AT: Oh, well, Bitsy! She’s always going to say that her way is the best way, and so of course that means it’s part of some grand plan. But life has a tendency to wear people’s edges down over time, and I think Bitsy has lost much of her certitude by the end of the book.
JMG: Bitsy and her ﬁrst husband are thrust together because their families felt they should be soulmates. Do you think Jin-Ho and “bossy Susan” are in danger of the same fate? How are the two girls similar, and how are they different?
AT: That’s an interesting point. I hadn’t thought of the parallel with Bitsy’s ﬁrst marriage. I imagine that Jin-Ho and Susan will resist their association more and more as they grow older. I can picture the two of them in their teens, sulking in opposite corners of every Arrival Party, listening to totally different styles of music on their headphones and wearing clothes as unlike each other’s as possible. By the time they’re adults, though . . . well, who knows?

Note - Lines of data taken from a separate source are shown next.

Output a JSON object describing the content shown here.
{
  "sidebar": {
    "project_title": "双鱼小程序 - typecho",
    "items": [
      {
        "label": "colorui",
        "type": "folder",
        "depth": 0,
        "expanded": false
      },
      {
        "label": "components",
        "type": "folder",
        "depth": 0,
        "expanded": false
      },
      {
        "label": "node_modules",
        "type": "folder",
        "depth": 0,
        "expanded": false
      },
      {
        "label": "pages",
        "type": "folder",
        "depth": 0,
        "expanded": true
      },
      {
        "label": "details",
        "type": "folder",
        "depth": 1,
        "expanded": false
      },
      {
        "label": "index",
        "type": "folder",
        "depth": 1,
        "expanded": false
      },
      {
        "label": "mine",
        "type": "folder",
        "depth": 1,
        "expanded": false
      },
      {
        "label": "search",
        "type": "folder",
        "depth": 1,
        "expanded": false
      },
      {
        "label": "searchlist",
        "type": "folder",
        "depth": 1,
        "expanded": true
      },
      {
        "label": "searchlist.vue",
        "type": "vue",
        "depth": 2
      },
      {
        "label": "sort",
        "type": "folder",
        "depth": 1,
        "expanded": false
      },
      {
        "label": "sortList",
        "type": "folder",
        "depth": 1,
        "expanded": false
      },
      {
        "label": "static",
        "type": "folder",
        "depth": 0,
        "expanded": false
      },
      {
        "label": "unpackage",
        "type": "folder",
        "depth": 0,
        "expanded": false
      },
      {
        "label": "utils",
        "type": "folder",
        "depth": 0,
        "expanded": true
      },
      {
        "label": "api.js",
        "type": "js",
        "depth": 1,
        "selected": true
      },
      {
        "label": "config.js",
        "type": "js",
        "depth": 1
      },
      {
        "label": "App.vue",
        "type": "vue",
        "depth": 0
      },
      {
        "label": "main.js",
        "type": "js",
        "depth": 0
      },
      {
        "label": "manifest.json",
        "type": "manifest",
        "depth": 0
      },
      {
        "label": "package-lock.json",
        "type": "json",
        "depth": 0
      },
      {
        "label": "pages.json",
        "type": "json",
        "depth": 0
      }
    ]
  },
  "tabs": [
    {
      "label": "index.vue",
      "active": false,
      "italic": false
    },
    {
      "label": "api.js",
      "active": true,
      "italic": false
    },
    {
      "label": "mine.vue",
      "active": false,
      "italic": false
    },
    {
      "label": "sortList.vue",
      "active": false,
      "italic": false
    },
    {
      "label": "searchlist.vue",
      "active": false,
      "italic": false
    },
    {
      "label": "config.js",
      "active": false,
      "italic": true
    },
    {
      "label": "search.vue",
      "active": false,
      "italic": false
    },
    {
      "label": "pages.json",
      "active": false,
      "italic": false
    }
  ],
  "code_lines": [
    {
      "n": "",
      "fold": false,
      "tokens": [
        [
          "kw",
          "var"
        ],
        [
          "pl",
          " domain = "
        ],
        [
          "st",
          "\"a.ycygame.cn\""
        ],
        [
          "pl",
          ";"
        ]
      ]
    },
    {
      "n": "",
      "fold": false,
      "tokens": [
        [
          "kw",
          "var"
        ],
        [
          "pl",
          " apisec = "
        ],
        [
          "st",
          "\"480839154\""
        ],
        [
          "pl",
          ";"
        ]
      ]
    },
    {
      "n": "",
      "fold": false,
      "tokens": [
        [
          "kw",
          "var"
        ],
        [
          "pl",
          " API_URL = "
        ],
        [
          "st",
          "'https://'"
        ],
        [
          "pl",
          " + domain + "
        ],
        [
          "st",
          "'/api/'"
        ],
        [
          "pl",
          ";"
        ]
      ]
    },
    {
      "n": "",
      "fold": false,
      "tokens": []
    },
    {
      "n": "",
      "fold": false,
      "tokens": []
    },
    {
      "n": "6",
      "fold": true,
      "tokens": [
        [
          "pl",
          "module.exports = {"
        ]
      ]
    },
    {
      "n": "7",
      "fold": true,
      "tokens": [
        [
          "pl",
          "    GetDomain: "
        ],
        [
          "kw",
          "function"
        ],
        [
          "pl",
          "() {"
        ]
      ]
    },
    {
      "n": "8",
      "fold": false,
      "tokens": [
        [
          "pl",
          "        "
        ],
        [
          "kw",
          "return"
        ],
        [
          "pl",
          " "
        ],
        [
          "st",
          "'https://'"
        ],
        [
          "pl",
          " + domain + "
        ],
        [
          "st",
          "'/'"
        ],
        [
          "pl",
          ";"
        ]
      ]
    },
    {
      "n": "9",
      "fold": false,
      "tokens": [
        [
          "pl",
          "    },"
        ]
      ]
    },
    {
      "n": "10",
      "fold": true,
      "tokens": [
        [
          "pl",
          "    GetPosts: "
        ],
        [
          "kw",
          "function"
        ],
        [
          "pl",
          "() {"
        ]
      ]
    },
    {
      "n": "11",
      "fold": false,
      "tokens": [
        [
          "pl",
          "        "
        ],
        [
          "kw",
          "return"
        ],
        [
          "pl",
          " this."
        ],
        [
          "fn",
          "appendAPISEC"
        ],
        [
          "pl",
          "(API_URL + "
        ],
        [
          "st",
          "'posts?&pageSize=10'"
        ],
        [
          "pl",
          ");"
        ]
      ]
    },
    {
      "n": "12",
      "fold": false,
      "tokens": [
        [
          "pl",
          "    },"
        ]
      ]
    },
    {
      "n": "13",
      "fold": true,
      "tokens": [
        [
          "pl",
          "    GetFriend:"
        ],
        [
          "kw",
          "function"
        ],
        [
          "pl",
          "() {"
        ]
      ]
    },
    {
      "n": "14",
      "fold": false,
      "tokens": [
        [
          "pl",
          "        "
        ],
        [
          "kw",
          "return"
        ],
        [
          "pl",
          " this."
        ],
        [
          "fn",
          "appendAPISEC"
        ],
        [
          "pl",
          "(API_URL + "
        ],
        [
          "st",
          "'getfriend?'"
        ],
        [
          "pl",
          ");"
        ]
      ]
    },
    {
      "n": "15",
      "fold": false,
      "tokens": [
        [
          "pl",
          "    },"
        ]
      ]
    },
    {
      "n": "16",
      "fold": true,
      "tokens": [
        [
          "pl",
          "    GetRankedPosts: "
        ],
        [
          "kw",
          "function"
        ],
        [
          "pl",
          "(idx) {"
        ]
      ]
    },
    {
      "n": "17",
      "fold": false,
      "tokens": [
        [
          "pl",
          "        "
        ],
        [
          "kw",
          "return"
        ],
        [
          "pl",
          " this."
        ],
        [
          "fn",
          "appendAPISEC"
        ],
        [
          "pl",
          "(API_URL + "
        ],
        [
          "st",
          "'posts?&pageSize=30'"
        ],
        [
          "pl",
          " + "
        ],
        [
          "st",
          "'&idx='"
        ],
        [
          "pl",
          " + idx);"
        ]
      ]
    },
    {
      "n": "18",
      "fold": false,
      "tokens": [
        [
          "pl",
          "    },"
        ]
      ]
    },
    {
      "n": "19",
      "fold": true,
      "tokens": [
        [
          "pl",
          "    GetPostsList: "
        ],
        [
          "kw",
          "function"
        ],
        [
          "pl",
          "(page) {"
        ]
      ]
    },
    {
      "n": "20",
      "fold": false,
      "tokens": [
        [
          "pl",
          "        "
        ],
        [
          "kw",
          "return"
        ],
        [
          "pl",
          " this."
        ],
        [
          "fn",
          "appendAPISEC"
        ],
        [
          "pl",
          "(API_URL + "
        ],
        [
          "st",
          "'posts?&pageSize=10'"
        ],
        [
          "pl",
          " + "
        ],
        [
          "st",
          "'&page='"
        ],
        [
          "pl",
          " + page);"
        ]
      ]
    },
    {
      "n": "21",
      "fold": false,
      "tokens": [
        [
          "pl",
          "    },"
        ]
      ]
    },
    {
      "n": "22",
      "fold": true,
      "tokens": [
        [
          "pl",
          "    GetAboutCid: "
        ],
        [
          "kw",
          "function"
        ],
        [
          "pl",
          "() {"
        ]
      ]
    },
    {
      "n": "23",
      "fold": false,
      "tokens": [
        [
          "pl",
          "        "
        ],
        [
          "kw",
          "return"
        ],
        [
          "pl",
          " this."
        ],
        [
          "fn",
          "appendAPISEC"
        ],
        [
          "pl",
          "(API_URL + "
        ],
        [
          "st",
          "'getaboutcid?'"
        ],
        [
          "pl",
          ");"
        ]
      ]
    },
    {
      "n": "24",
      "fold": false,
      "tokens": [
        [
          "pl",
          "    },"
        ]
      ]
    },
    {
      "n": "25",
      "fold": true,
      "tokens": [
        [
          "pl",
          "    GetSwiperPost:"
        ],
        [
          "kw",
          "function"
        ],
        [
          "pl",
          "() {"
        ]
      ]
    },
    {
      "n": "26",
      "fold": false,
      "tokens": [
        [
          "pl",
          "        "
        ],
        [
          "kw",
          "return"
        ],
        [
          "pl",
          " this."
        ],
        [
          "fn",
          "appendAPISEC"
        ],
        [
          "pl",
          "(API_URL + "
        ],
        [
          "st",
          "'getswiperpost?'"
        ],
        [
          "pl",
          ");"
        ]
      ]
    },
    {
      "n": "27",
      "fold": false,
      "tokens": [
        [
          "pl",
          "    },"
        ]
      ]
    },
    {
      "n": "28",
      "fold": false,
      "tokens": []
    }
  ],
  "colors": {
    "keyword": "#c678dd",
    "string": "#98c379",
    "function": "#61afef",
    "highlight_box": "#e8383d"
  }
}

JMG: By the end of the book, Maryam realizes that she’s “winnowed out the people she’s not at ease with.” What about Dave makes her feel uneasy, and how does he make her feel comfortable? Do the two really love one another?
AT: In fact, Maryam is no less guilty of pigeonholing than other people are. Much of her uneasiness with Dave is based simply on his being “so American.” But, yes, I believe they love each other. A lot of misunderstandings may await them in the future, but I do think it’s real love.
JMG: Why does Maryam elect to join the Donaldsons when they knock at her door–although it would have been just as easy for her not to?
AT: That’s just one more step in the Immigration Tango–the pull toward assimilation warring with the fear of losing one’s true self.
JMG: Were there any special routines you followed or books you read while writing this book, to inspire creativity? What were they?
AT: By now I know not to expect “inspiration.” It’s more a matter of going into my writing room at the same time every day, sitting in the same chair, and trusting that mere routine will somehow see me through.
JMG: Is there any particular project that you’re working on right now? What can readers look forward to seeing from you next?
AT: I’m at the very faltering beginning of a book about a man who’s decided he has nothing more to expect from his life. But it’s going so badly that the beginning may be as far as it gets.